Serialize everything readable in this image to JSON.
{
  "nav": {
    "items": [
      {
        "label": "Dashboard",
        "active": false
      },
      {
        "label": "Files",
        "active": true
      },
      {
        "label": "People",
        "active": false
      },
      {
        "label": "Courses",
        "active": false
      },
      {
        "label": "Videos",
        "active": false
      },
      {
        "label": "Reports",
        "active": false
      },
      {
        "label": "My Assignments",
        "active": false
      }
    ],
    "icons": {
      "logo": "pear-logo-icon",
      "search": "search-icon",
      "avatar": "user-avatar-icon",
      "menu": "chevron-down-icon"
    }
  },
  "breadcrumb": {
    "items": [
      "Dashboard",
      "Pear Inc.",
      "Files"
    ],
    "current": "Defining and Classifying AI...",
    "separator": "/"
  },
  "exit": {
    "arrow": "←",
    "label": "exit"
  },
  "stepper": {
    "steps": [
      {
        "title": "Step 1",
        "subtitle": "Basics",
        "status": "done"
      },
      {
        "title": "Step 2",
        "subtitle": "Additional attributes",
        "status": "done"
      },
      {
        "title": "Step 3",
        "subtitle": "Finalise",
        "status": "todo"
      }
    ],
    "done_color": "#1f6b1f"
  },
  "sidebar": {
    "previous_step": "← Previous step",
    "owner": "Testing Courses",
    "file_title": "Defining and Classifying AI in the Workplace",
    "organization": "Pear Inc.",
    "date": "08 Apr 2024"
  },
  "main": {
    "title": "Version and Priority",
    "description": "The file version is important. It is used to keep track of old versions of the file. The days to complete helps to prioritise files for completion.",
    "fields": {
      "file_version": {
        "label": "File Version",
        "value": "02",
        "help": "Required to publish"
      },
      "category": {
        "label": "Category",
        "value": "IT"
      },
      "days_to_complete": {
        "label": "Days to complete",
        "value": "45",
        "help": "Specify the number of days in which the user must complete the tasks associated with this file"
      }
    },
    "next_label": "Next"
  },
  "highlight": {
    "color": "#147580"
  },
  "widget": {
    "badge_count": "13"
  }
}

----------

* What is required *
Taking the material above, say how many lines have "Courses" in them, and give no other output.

* Response box *
2